Like I say, we pretty much got doused with rain the whole time, so there was a lot of this under-tarp action going on, and a slightly outlandish amount of beer consumed (as per usual, but more). During brief clearings we managed to take a really amazing little fishing trip out on the lake in a boat one guy brought up, we had some really good FDNY-sized meals (meatballs, seafood pasta, huevos rancheros, more meatballs), and we took a cool hike along some rocks by the lake.

Early morning, heavy-handed vodka tonics led to a Travel Scrabble game with probably the widest array of three- to five-letter words either of us have ever witnessed on a Scrabble board.

Take a guess who won.

The Adirondacks are beautiful. When Emily and I first started getting out and exploring the Northeast several years ago, I think we both expected it to be super-populated, with tons of sprawl and crummy strip malls everywhere. Once you get up north a bit, though, it's really nice, with large swaths of well-preserved land. New York State has been especially good about balancing its natural and commercial landscape. These are some pictures from a trip we took to a different part of the Adirondacks, a few years back:

I like it when trees grow over things.

We got rained on that time too. No matter, we come equipped like Lil' Dap. Well, not exactly like Lil' Dap.... We have a bunch of tarps, a canopy, and a waterproof tent (best wedding present ever, from my brother). Once that's all rigged up, it's actually fun to hang out undercover, play games and engage in aforementioned activities.

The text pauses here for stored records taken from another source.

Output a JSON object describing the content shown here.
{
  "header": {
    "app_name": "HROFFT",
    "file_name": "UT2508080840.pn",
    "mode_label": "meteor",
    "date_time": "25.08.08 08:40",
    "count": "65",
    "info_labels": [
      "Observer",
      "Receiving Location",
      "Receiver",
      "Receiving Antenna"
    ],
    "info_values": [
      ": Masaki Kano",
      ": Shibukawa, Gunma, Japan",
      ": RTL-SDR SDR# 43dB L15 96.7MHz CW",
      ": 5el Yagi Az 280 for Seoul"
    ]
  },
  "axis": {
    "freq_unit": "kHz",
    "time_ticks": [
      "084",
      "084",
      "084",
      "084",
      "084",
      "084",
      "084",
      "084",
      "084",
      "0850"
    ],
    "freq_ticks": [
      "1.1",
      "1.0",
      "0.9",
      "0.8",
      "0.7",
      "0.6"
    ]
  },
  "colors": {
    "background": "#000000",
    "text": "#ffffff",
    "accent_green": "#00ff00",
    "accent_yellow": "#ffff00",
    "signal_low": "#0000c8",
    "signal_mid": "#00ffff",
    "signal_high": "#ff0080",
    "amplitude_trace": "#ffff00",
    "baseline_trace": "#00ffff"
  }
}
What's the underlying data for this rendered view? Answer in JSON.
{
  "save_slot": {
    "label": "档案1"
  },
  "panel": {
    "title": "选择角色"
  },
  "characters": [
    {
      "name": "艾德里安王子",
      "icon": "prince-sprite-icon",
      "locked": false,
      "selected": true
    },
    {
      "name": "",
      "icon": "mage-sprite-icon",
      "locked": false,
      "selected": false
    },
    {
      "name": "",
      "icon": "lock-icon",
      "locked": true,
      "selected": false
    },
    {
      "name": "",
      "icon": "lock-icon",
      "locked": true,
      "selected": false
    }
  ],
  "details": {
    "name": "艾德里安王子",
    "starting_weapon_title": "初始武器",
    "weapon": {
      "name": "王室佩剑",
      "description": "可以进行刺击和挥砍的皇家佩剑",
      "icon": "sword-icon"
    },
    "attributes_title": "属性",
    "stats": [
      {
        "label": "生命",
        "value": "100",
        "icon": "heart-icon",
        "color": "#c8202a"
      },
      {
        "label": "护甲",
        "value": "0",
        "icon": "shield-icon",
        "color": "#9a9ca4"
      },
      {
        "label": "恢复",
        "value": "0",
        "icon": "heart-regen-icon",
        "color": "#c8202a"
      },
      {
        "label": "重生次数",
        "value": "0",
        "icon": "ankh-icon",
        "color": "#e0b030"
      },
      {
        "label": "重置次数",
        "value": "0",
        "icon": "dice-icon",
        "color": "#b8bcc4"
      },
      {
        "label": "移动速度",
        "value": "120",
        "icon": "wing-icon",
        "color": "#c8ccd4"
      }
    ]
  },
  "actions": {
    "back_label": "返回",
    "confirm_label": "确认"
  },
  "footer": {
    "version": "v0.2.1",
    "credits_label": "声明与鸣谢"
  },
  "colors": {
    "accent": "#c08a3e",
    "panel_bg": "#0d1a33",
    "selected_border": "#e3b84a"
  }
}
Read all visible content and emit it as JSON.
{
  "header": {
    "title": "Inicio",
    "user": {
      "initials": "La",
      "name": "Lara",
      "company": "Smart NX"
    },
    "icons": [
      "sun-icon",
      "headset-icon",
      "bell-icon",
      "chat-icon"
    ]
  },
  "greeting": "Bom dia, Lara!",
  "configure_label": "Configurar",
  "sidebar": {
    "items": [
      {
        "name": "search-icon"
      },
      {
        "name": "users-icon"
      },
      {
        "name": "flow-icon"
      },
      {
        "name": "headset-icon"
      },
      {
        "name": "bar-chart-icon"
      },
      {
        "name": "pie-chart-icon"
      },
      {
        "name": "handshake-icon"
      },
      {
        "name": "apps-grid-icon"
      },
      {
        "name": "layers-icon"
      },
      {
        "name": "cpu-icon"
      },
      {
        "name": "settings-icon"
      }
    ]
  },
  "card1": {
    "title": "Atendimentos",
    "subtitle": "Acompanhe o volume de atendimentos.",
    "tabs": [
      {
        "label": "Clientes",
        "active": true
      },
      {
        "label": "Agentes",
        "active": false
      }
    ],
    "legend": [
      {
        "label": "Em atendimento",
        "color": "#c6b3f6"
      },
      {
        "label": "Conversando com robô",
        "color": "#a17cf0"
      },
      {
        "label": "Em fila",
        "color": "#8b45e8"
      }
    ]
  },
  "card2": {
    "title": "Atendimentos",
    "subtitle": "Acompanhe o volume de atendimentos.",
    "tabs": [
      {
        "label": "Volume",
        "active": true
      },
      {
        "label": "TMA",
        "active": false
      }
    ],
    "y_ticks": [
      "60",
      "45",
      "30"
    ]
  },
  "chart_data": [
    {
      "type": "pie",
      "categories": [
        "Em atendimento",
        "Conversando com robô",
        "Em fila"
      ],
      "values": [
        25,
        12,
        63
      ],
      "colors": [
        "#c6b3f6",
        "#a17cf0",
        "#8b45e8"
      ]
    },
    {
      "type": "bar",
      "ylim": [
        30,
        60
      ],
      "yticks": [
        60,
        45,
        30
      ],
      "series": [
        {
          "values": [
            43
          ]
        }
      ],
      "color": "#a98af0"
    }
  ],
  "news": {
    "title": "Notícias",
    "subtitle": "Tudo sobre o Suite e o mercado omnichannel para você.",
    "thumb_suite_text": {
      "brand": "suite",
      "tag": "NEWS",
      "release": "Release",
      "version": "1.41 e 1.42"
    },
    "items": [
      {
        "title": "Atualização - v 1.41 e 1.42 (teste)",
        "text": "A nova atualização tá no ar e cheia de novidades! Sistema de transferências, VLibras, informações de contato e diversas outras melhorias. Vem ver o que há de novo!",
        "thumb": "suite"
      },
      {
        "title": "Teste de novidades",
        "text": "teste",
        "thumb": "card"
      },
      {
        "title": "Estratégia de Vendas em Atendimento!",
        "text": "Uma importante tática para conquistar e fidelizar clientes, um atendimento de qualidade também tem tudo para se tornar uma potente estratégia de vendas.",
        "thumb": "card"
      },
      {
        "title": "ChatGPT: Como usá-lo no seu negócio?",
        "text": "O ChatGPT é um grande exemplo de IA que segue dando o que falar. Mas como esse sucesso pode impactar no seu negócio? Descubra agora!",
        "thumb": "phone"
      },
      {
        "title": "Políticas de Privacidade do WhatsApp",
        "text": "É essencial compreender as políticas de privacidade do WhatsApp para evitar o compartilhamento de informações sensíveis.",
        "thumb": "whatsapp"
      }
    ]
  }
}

Hiking in the rain is also not bad if you have some light gear, or some well-placed plastic bags—and you get to see and hear things from a different perspective than when it's sunny.

Emily and I went up a really steep rock trail to this lookout tower when we were there.

She still had the cornrows she got in Spain earlier that summer.

(In Spain earlier that summer.)

We usually spend one day in local towns (groceries, thrift stores, bars) and one or two days hiking. Sky and I didn't get to hit up any of the towns this time out but took a few random shots on the drive back.
Santa, Uncle Sam, and a deranged-looking Paul Bunyan guard the Magic Forest. Yes, of course they do.
We didn't get to the see the diving horse, but there's always next time.